Trump’s desire to purchase Greenland, reported last week by the Wall Street Journal, prompted an immediate adverse reaction from European lawmakers, who compared the effort to colonialism. The self-governing island has fewer than 60,000 residents and is part of the kingdom of Denmark.
The United States has homed in on the Arctic because of Chinese and Russian expansion — and Trump said Sunday that owning Greenland “would be nice” from a strategic perspective. But Greenland’s Foreign Affairs Ministry has said bluntly that the country is “open for business, not for sale.”
Danish Prime Minister Mette Frederiksen called the notion “absurd” over the weekend, and citing her comments, Trump said Tuesday that he was postponing a visit to Denmark.
“The Prime Minister was able to save a great deal of expense and effort for both the United States and Denmark by being so direct,” Trump tweeted. “I thank her for that and look forward to rescheduling sometime in the future!”
He appeared to change his tune Wednesday, however, calling Frederiksen’s statement “nasty.”
“It was not a nice way of doing it,” he said. “She could have just said, ‘No, we’d rather not do it.’ ” He added: “They can’t say, ‘How absurd.’ ”

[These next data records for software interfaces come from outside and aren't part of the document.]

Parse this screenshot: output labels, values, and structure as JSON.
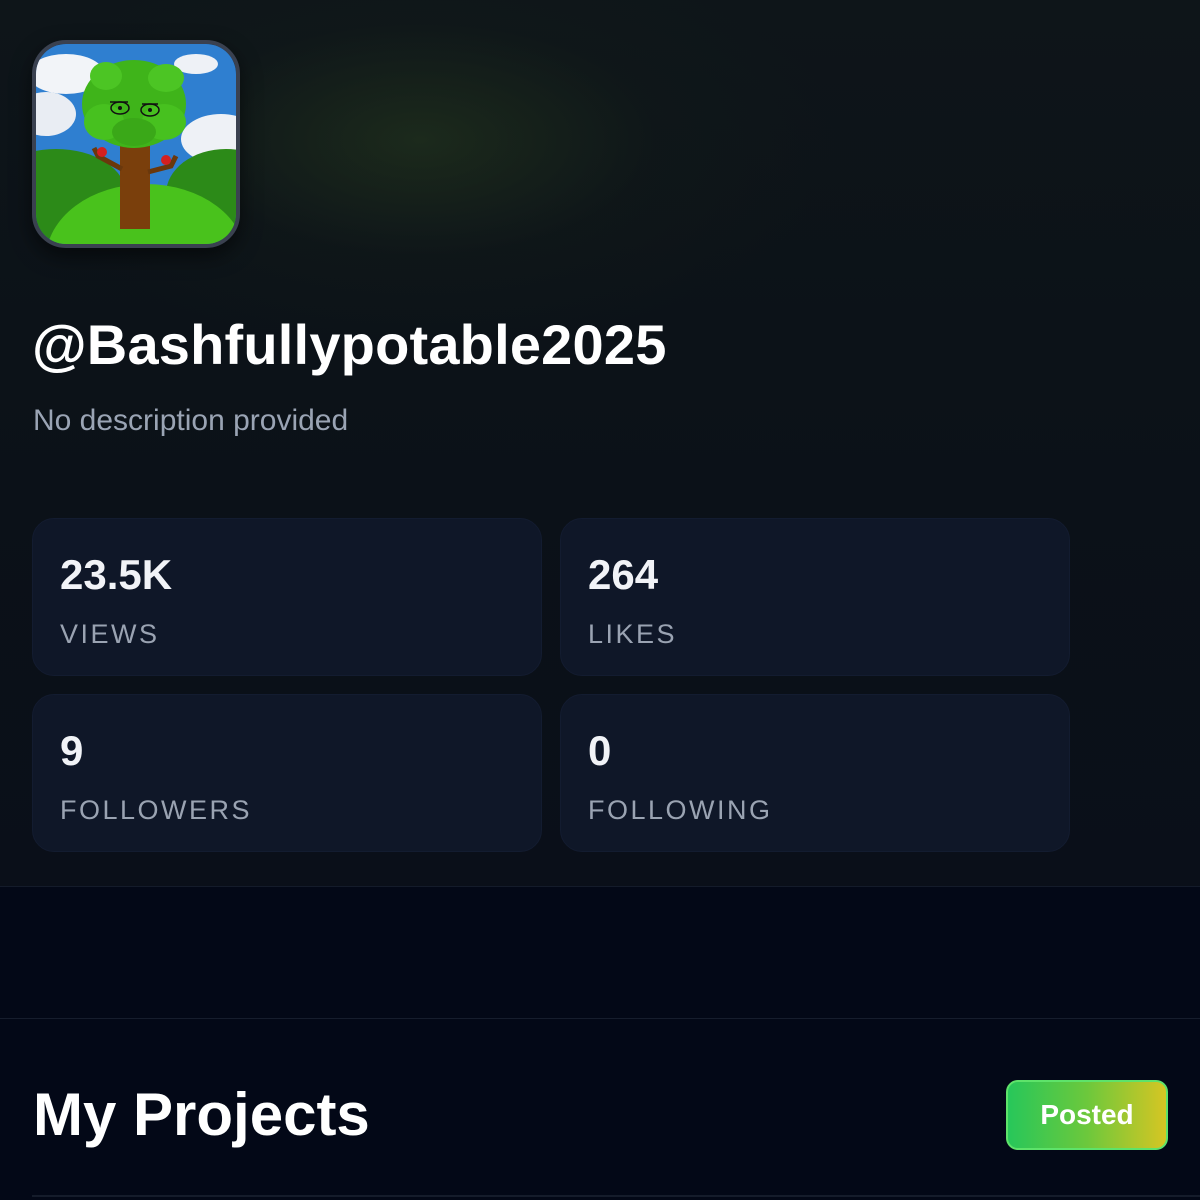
{
  "profile": {
    "username": "@Bashfullypotable2025",
    "description": "No description provided",
    "avatar_icon": "tree-character-avatar"
  },
  "stats": {
    "views": {
      "value": "23.5K",
      "label": "VIEWS"
    },
    "likes": {
      "value": "264",
      "label": "LIKES"
    },
    "followers": {
      "value": "9",
      "label": "FOLLOWERS"
    },
    "following": {
      "value": "0",
      "label": "FOLLOWING"
    }
  },
  "projects": {
    "title": "My Projects",
    "filter_button": "Posted"
  },
  "colors": {
    "background": "#030817",
    "card": "#0f1728",
    "label": "#9aa3b2",
    "button_gradient_start": "#27c75a",
    "button_gradient_end": "#d6c623"
  }
}
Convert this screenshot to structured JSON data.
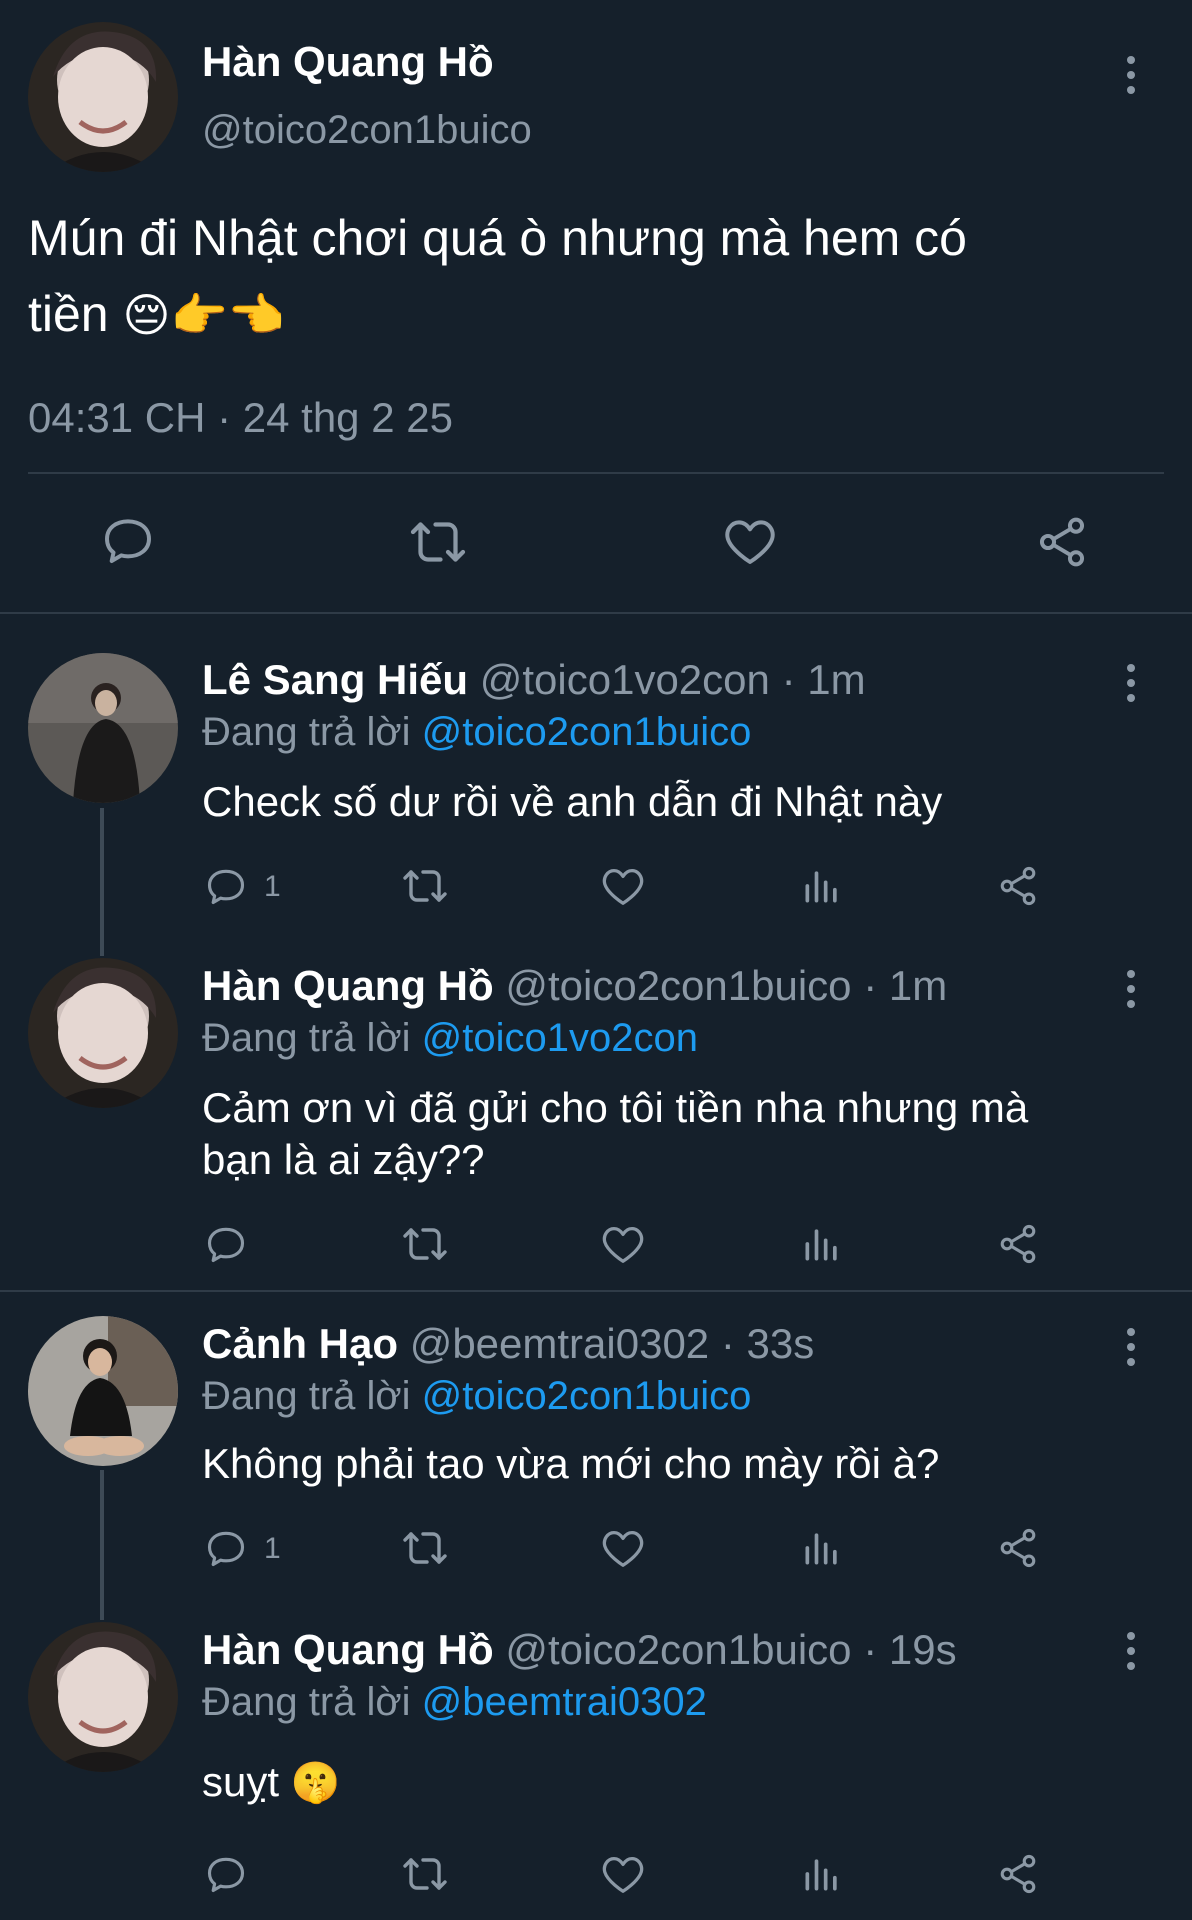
{
  "main_tweet": {
    "author_name": "Hàn Quang Hồ",
    "handle": "@toico2con1buico",
    "text": "Mún đi Nhật chơi quá ò nhưng mà hem có",
    "text_line2": "tiền",
    "emojis": "😔👉👈",
    "timestamp": "04:31 CH · 24 thg 2 25",
    "icons": [
      "reply-icon",
      "retweet-icon",
      "like-icon",
      "share-icon"
    ]
  },
  "replies": [
    {
      "author_name": "Lê Sang Hiếu",
      "handle": "@toico1vo2con",
      "time": "· 1m",
      "replying_to_label": "Đang trả lời",
      "replying_to": "@toico2con1buico",
      "text": "Check số dư rồi về anh dẫn đi Nhật này",
      "reply_count": "1"
    },
    {
      "author_name": "Hàn Quang Hồ",
      "handle": "@toico2con1buico",
      "time": "· 1m",
      "replying_to_label": "Đang trả lời",
      "replying_to": "@toico1vo2con",
      "text": "Cảm ơn vì đã gửi cho tôi tiền nha nhưng mà",
      "text_line2": "bạn là ai zậy??",
      "reply_count": ""
    },
    {
      "author_name": "Cảnh Hạo",
      "handle": "@beemtrai0302",
      "time": "· 33s",
      "replying_to_label": "Đang trả lời",
      "replying_to": "@toico2con1buico",
      "text": "Không phải tao vừa mới cho mày rồi à?",
      "reply_count": "1"
    },
    {
      "author_name": "Hàn Quang Hồ",
      "handle": "@toico2con1buico",
      "time": "· 19s",
      "replying_to_label": "Đang trả lời",
      "replying_to": "@beemtrai0302",
      "text": "suỵt",
      "emoji": "🤫",
      "reply_count": ""
    }
  ],
  "colors": {
    "background": "#15202b",
    "text": "#ffffff",
    "muted": "#8b98a5",
    "link": "#1d9bf0",
    "divider": "#2f3b47"
  }
}
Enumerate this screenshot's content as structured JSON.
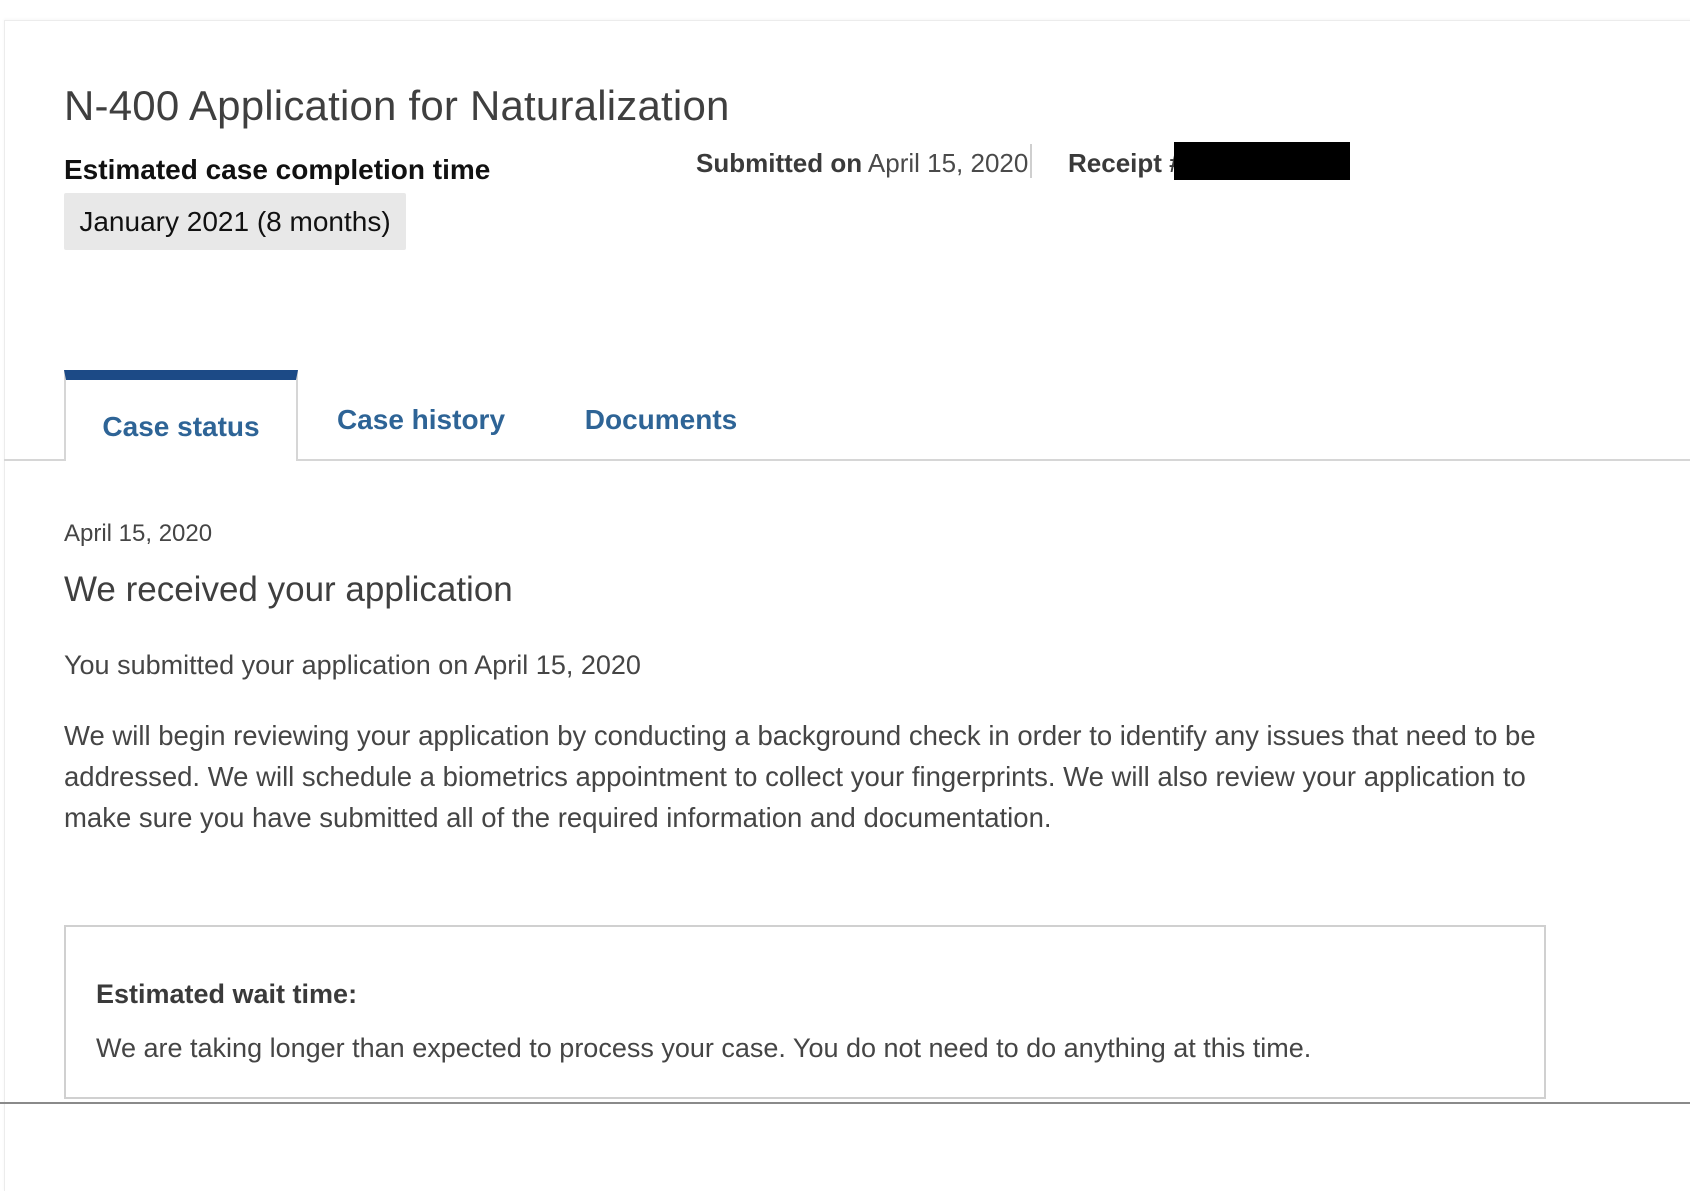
{
  "header": {
    "title": "N-400 Application for Naturalization",
    "estimate_label": "Estimated case completion time",
    "estimate_value": "January 2021 (8 months)",
    "submitted_label": "Submitted on",
    "submitted_date": "April 15, 2020",
    "receipt_label": "Receipt #"
  },
  "tabs": [
    {
      "label": "Case status",
      "active": true
    },
    {
      "label": "Case history",
      "active": false
    },
    {
      "label": "Documents",
      "active": false
    }
  ],
  "status": {
    "date": "April 15, 2020",
    "heading": "We received your application",
    "submitted_line": "You submitted your application on April 15, 2020",
    "body": "We will begin reviewing your application by conducting a background check in order to identify any issues that need to be addressed. We will schedule a biometrics appointment to collect your fingerprints. We will also review your application to make sure you have submitted all of the required information and documentation."
  },
  "wait": {
    "label": "Estimated wait time:",
    "text": "We are taking longer than expected to process your case. You do not need to do anything at this time."
  },
  "colors": {
    "tab_text": "#2e6496",
    "active_tab_bar": "#1c4a86",
    "estimate_bg": "#e8e8e8"
  }
}
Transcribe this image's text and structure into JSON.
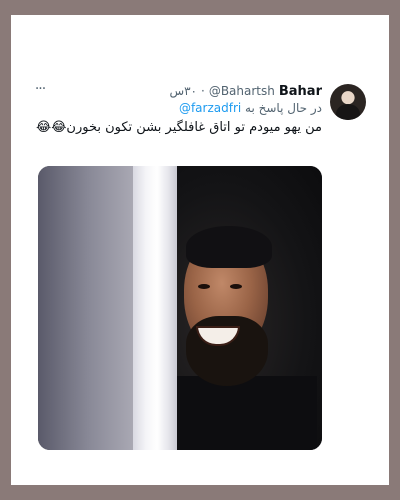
{
  "tweet": {
    "display_name": "Bahar",
    "handle": "@Bahartsh",
    "separator": "·",
    "time": "۳۰س",
    "reply_prefix": "در حال پاسخ به",
    "reply_handle": "@farzadfri",
    "text": "من یهو میودم تو اتاق غافلگیر بشن تکون بخورن😂😂",
    "more_icon": "···"
  },
  "colors": {
    "background": "#8a7a78",
    "card": "#ffffff",
    "link": "#1d9bf0",
    "muted": "#536471",
    "text": "#0f1419"
  }
}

Sen Tom Cotton (R-Ark.) came to the president’s defense Wednesday and suggested that he had proposed the idea in a meeting with the Danish ambassador. His communications director told The Washington Post that Cotton mentioned the purchase in a conversation with Trump more than a year ago.
“It’s obviously the right decision for the United States, and anyone who can’t see that is blinded by Trump derangement,” Cotton said during a luncheon in Little Rock, according to the Arkansas Democrat-Gazette.
Felicia Sonmez contributed to this report.